I can't therefore do anything other than take CBL Corp's word for it - that it was precluded by confidentiality orders - from disclosing to NZX and its shareholders what I take to be very material information that could have had a marked impact on how the market viewed and most crucially, valued, the company. This was information that should have been disclosed.
I should follow that up immediately though by reiterating that NZX Regulation, the Financial Markets Authority and other regulators have raised concerns relating to the completeness and veracity of information that was released to the market by CBL, CBL for its part has said to NZX Regulation that it considers it is in full compliance with its "continuous disclosure obligations" to NZX.
But let's not get into a wave of 'he said, they said'. The key thing here is that very material information was not revealed to the market for months at a time when the RBNZ was fully engaged with CBL Insurance, and seeing problems with the company.
At the time the CBL Corp shares were put into a trading halt - initially at the behest of the company - on February 5, the shares were changing hands for $3.17 each. Do you think they would have been selling for anything like that if shareholders and investors had known what was going on between CBL Insurance and the RBNZ?
It was only as recently as late 2015 that CBL raised about $125 million from the public - which has included institutional investors, so therefore some KiwiSaver funds. It's anybody's guess right now how much or if any of this money will be recouped.
I do have to question whether the RBNZ was sufficiently cognisant of all these broader market issues at the time it engaged with CBL Insurance.
Look, it is always a hairy situation if a company starts encountering problems, just what should or should not be publicly disclosed. A classic one that has caused some issues in the past is banking covenants - namely when and whether a company should say it is in danger of breaching them.
As Fletcher Building's recent experience with disclosing such problems shows, the market reaction is not wonderful. But, it is absolutely the right thing to do.
And basically, I think if a public company has something going on that could materially affect its value, then this should be publicly revealed.
So, why wasn't that done in the case of CBL?
Had an obligation
I actually think the RBNZ had some obligation to let the public know it was engaging with this company.
I do not like the idea of regulation behind closed doors because it is suggestive, at least, whether that is the reality or not, of a holier than thou attitude. It is to me, the regulator putting themselves above the public.
I'm not sure how well prepared the RBNZ was for getting itself into a situation like this with a publicly listed entity like an insurance company.
Therefore I go back to my original question and ask, is the RBNZ getting out of its depth?
Various regulatory powers - including the insurance sector, and the non-bank finance sector - have been loaded on to its plate in recent years.
A good fit?
Is the insurance sector a good fit for the RBNZ - which is far more accustomed to dealing with banks?

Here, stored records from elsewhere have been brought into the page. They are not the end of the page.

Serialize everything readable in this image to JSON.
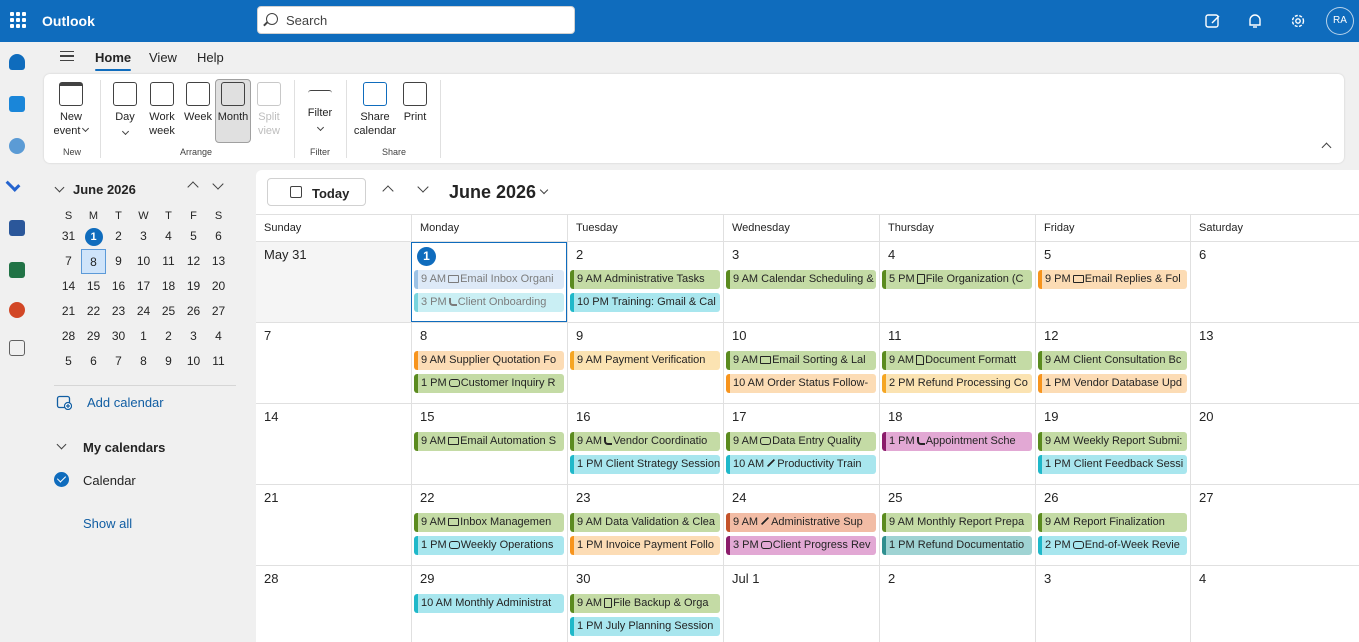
{
  "app": {
    "name": "Outlook",
    "search_placeholder": "Search",
    "avatar_initials": "RA"
  },
  "ribbon": {
    "tabs": [
      "Home",
      "View",
      "Help"
    ],
    "buttons": {
      "new_event": [
        "New",
        "event"
      ],
      "day": "Day",
      "work_week": [
        "Work",
        "week"
      ],
      "week": "Week",
      "month": "Month",
      "split_view": [
        "Split",
        "view"
      ],
      "filter": "Filter",
      "share_calendar": [
        "Share",
        "calendar"
      ],
      "print": "Print"
    },
    "groups": [
      "New",
      "Arrange",
      "Filter",
      "Share"
    ]
  },
  "mini_calendar": {
    "title": "June 2026",
    "dow": [
      "S",
      "M",
      "T",
      "W",
      "T",
      "F",
      "S"
    ],
    "weeks": [
      [
        "31",
        "1",
        "2",
        "3",
        "4",
        "5",
        "6"
      ],
      [
        "7",
        "8",
        "9",
        "10",
        "11",
        "12",
        "13"
      ],
      [
        "14",
        "15",
        "16",
        "17",
        "18",
        "19",
        "20"
      ],
      [
        "21",
        "22",
        "23",
        "24",
        "25",
        "26",
        "27"
      ],
      [
        "28",
        "29",
        "30",
        "1",
        "2",
        "3",
        "4"
      ],
      [
        "5",
        "6",
        "7",
        "8",
        "9",
        "10",
        "11"
      ]
    ],
    "today": "1",
    "selected": "8"
  },
  "left_pane": {
    "add_calendar": "Add calendar",
    "my_calendars": "My calendars",
    "calendar_name": "Calendar",
    "show_all": "Show all"
  },
  "main": {
    "today_button": "Today",
    "month_title": "June 2026",
    "dow": [
      "Sunday",
      "Monday",
      "Tuesday",
      "Wednesday",
      "Thursday",
      "Friday",
      "Saturday"
    ],
    "weeks": [
      [
        "May 31",
        "1",
        "2",
        "3",
        "4",
        "5",
        "6"
      ],
      [
        "7",
        "8",
        "9",
        "10",
        "11",
        "12",
        "13"
      ],
      [
        "14",
        "15",
        "16",
        "17",
        "18",
        "19",
        "20"
      ],
      [
        "21",
        "22",
        "23",
        "24",
        "25",
        "26",
        "27"
      ],
      [
        "28",
        "29",
        "30",
        "Jul 1",
        "2",
        "3",
        "4"
      ]
    ]
  },
  "colors": {
    "green": "#c4dba5",
    "green_bar": "#5b8b1f",
    "cyan": "#a8e6ee",
    "cyan_bar": "#1fb8c9",
    "orange": "#fcdcb5",
    "orange_bar": "#f7941d",
    "yellow": "#fbe3b2",
    "yellow_bar": "#f5a623",
    "pink": "#e2a8d4",
    "pink_bar": "#8b1c6b",
    "salmon": "#f2bca5",
    "salmon_bar": "#c4532b",
    "teal": "#9fd3d3",
    "teal_bar": "#2f8f8f",
    "blue": "#c7dcf2",
    "blue_bar": "#5b9bd5"
  },
  "events": [
    {
      "w": 0,
      "d": 1,
      "slot": 0,
      "time": "9 AM",
      "title": "Email Inbox Organi",
      "icon": "mail-icon",
      "color": "blue",
      "past": true
    },
    {
      "w": 0,
      "d": 1,
      "slot": 1,
      "time": "3 PM",
      "title": "Client Onboarding",
      "icon": "phone-icon",
      "color": "cyan",
      "past": true
    },
    {
      "w": 0,
      "d": 2,
      "slot": 0,
      "time": "9 AM",
      "title": "Administrative Tasks",
      "icon": "",
      "color": "green"
    },
    {
      "w": 0,
      "d": 2,
      "slot": 1,
      "time": "10 PM",
      "title": "Training: Gmail & Cal",
      "icon": "",
      "color": "cyan"
    },
    {
      "w": 0,
      "d": 3,
      "slot": 0,
      "time": "9 AM",
      "title": "Calendar Scheduling &",
      "icon": "",
      "color": "green"
    },
    {
      "w": 0,
      "d": 4,
      "slot": 0,
      "time": "5 PM",
      "title": "File Organization (C",
      "icon": "doc-icon",
      "color": "green"
    },
    {
      "w": 0,
      "d": 5,
      "slot": 0,
      "time": "9 PM",
      "title": "Email Replies & Fol",
      "icon": "mail-icon",
      "color": "orange"
    },
    {
      "w": 1,
      "d": 1,
      "slot": 0,
      "time": "9 AM",
      "title": "Supplier Quotation Fo",
      "icon": "",
      "color": "orange"
    },
    {
      "w": 1,
      "d": 1,
      "slot": 1,
      "time": "1 PM",
      "title": "Customer Inquiry R",
      "icon": "chat-icon",
      "color": "green"
    },
    {
      "w": 1,
      "d": 2,
      "slot": 0,
      "time": "9 AM",
      "title": "Payment Verification",
      "icon": "",
      "color": "yellow"
    },
    {
      "w": 1,
      "d": 3,
      "slot": 0,
      "time": "9 AM",
      "title": "Email Sorting & Lal",
      "icon": "mail-icon",
      "color": "green"
    },
    {
      "w": 1,
      "d": 3,
      "slot": 1,
      "time": "10 AM",
      "title": "Order Status Follow-",
      "icon": "",
      "color": "orange"
    },
    {
      "w": 1,
      "d": 4,
      "slot": 0,
      "time": "9 AM",
      "title": "Document Formatt",
      "icon": "page-icon",
      "color": "green"
    },
    {
      "w": 1,
      "d": 4,
      "slot": 1,
      "time": "2 PM",
      "title": "Refund Processing Co",
      "icon": "",
      "color": "yellow"
    },
    {
      "w": 1,
      "d": 5,
      "slot": 0,
      "time": "9 AM",
      "title": "Client Consultation Bc",
      "icon": "",
      "color": "green"
    },
    {
      "w": 1,
      "d": 5,
      "slot": 1,
      "time": "1 PM",
      "title": "Vendor Database Upd",
      "icon": "",
      "color": "orange"
    },
    {
      "w": 2,
      "d": 1,
      "slot": 0,
      "time": "9 AM",
      "title": "Email Automation S",
      "icon": "mail-icon",
      "color": "green"
    },
    {
      "w": 2,
      "d": 2,
      "slot": 0,
      "time": "9 AM",
      "title": "Vendor Coordinatio",
      "icon": "phone-icon",
      "color": "green"
    },
    {
      "w": 2,
      "d": 2,
      "slot": 1,
      "time": "1 PM",
      "title": "Client Strategy Session",
      "icon": "",
      "color": "cyan"
    },
    {
      "w": 2,
      "d": 3,
      "slot": 0,
      "time": "9 AM",
      "title": "Data Entry Quality",
      "icon": "chat-icon",
      "color": "green"
    },
    {
      "w": 2,
      "d": 3,
      "slot": 1,
      "time": "10 AM",
      "title": "Productivity Train",
      "icon": "pen-icon",
      "color": "cyan"
    },
    {
      "w": 2,
      "d": 4,
      "slot": 0,
      "time": "1 PM",
      "title": "Appointment Sche",
      "icon": "phone-icon",
      "color": "pink"
    },
    {
      "w": 2,
      "d": 5,
      "slot": 0,
      "time": "9 AM",
      "title": "Weekly Report Submi:",
      "icon": "",
      "color": "green"
    },
    {
      "w": 2,
      "d": 5,
      "slot": 1,
      "time": "1 PM",
      "title": "Client Feedback Sessi",
      "icon": "",
      "color": "cyan"
    },
    {
      "w": 3,
      "d": 1,
      "slot": 0,
      "time": "9 AM",
      "title": "Inbox Managemen",
      "icon": "mail-icon",
      "color": "green"
    },
    {
      "w": 3,
      "d": 1,
      "slot": 1,
      "time": "1 PM",
      "title": "Weekly Operations",
      "icon": "chat-icon",
      "color": "cyan"
    },
    {
      "w": 3,
      "d": 2,
      "slot": 0,
      "time": "9 AM",
      "title": "Data Validation & Clea",
      "icon": "",
      "color": "green"
    },
    {
      "w": 3,
      "d": 2,
      "slot": 1,
      "time": "1 PM",
      "title": "Invoice Payment Follo",
      "icon": "",
      "color": "orange"
    },
    {
      "w": 3,
      "d": 3,
      "slot": 0,
      "time": "9 AM",
      "title": "Administrative Sup",
      "icon": "pen-icon",
      "color": "salmon"
    },
    {
      "w": 3,
      "d": 3,
      "slot": 1,
      "time": "3 PM",
      "title": "Client Progress Rev",
      "icon": "chat-icon",
      "color": "pink"
    },
    {
      "w": 3,
      "d": 4,
      "slot": 0,
      "time": "9 AM",
      "title": "Monthly Report Prepa",
      "icon": "",
      "color": "green"
    },
    {
      "w": 3,
      "d": 4,
      "slot": 1,
      "time": "1 PM",
      "title": "Refund Documentatio",
      "icon": "",
      "color": "teal"
    },
    {
      "w": 3,
      "d": 5,
      "slot": 0,
      "time": "9 AM",
      "title": "Report Finalization",
      "icon": "",
      "color": "green"
    },
    {
      "w": 3,
      "d": 5,
      "slot": 1,
      "time": "2 PM",
      "title": "End-of-Week Revie",
      "icon": "chat-icon",
      "color": "cyan"
    },
    {
      "w": 4,
      "d": 1,
      "slot": 0,
      "time": "10 AM",
      "title": "Monthly Administrat",
      "icon": "",
      "color": "cyan"
    },
    {
      "w": 4,
      "d": 2,
      "slot": 0,
      "time": "9 AM",
      "title": "File Backup & Orga",
      "icon": "doc-icon",
      "color": "green"
    },
    {
      "w": 4,
      "d": 2,
      "slot": 1,
      "time": "1 PM",
      "title": "July Planning Session",
      "icon": "",
      "color": "cyan"
    }
  ]
}
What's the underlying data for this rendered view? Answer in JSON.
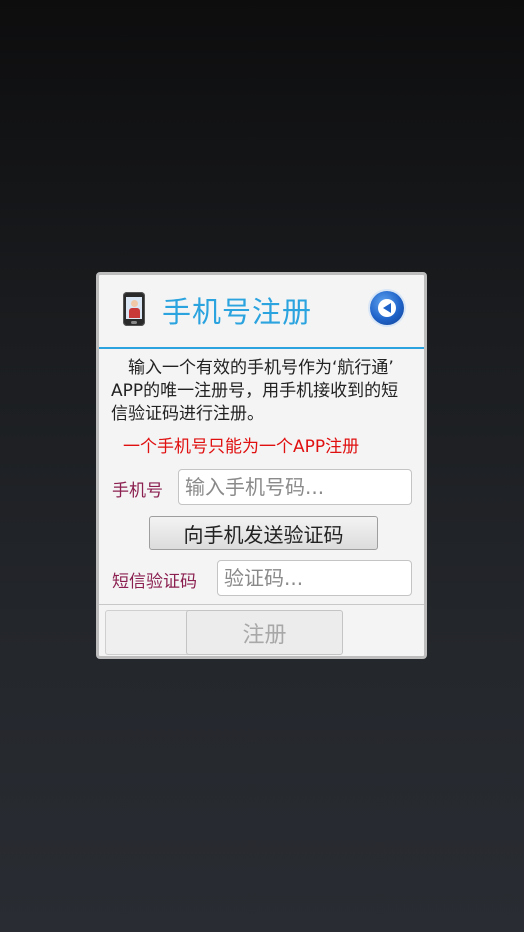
{
  "dialog": {
    "title": "手机号注册",
    "description": "　输入一个有效的手机号作为‘航行通’ APP的唯一注册号，用手机接收到的短信验证码进行注册。",
    "warning": "一个手机号只能为一个APP注册",
    "phone_label": "手机号",
    "phone_placeholder": "输入手机号码...",
    "phone_value": "",
    "send_code_label": "向手机发送验证码",
    "sms_label": "短信验证码",
    "sms_placeholder": "验证码...",
    "sms_value": "",
    "register_label": "注册",
    "icons": [
      "phone-app-icon",
      "back-arrow-icon"
    ],
    "colors": {
      "title": "#2aa3df",
      "warning": "#e01010",
      "label": "#8b2050",
      "divider": "#2aa3df"
    }
  }
}
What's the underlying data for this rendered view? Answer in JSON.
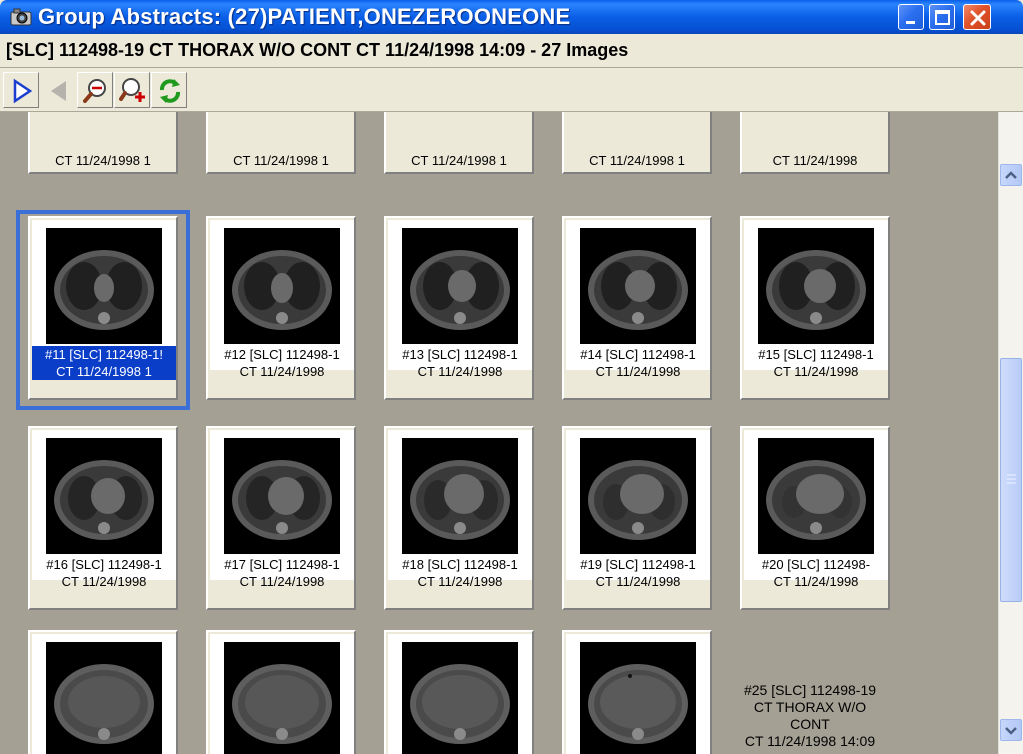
{
  "window": {
    "title": "Group Abstracts: (27)PATIENT,ONEZEROONEONE",
    "icon": "camera-icon",
    "buttons": [
      "minimize-icon",
      "maximize-icon",
      "close-icon"
    ]
  },
  "header": {
    "text": "[SLC] 112498-19  CT THORAX W/O CONT CT 11/24/1998 14:09  - 27  Images"
  },
  "toolbar": {
    "tools": [
      "play-next-icon",
      "previous-icon",
      "zoom-out-icon",
      "zoom-in-icon",
      "refresh-icon"
    ]
  },
  "grid": {
    "top_row_labels": [
      "CT 11/24/1998 1",
      "CT 11/24/1998 1",
      "CT 11/24/1998 1",
      "CT 11/24/1998 1",
      "CT 11/24/1998"
    ],
    "row2": [
      {
        "line1": "#11 [SLC] 112498-1!",
        "line2": "CT 11/24/1998 1",
        "selected": true
      },
      {
        "line1": "#12 [SLC] 112498-1",
        "line2": "CT 11/24/1998"
      },
      {
        "line1": "#13 [SLC] 112498-1",
        "line2": "CT 11/24/1998"
      },
      {
        "line1": "#14 [SLC] 112498-1",
        "line2": "CT 11/24/1998"
      },
      {
        "line1": "#15 [SLC] 112498-1",
        "line2": "CT 11/24/1998"
      }
    ],
    "row3": [
      {
        "line1": "#16 [SLC] 112498-1",
        "line2": "CT 11/24/1998"
      },
      {
        "line1": "#17 [SLC] 112498-1",
        "line2": "CT 11/24/1998"
      },
      {
        "line1": "#18 [SLC] 112498-1",
        "line2": "CT 11/24/1998"
      },
      {
        "line1": "#19 [SLC] 112498-1",
        "line2": "CT 11/24/1998"
      },
      {
        "line1": "#20 [SLC] 112498-",
        "line2": "CT 11/24/1998"
      }
    ],
    "item25": {
      "line1": "#25 [SLC] 112498-19",
      "line2": "CT THORAX W/O",
      "line3": "CONT",
      "line4": "CT 11/24/1998 14:09"
    }
  },
  "colors": {
    "titlebar": "#0a5ee8",
    "selection": "#0a3dc8",
    "grid_bg": "#a4a094"
  }
}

Personally, I would suggest creation of a separate authority to regulate and supervise the insurance sector. Yes, it would be more money, it would arguably be more bureaucracy, but sometimes that's what you've got to do for the best results.
Whatever the final outcome of the CBL saga - and frankly, who knows right now - I think there are lingering questions here about the RBNZ's regulatory and supervisory functions.
I think it is fair to question how far the RBNZ's reach should be - and what sense of public responsibiity it takes on and displays through having these powers.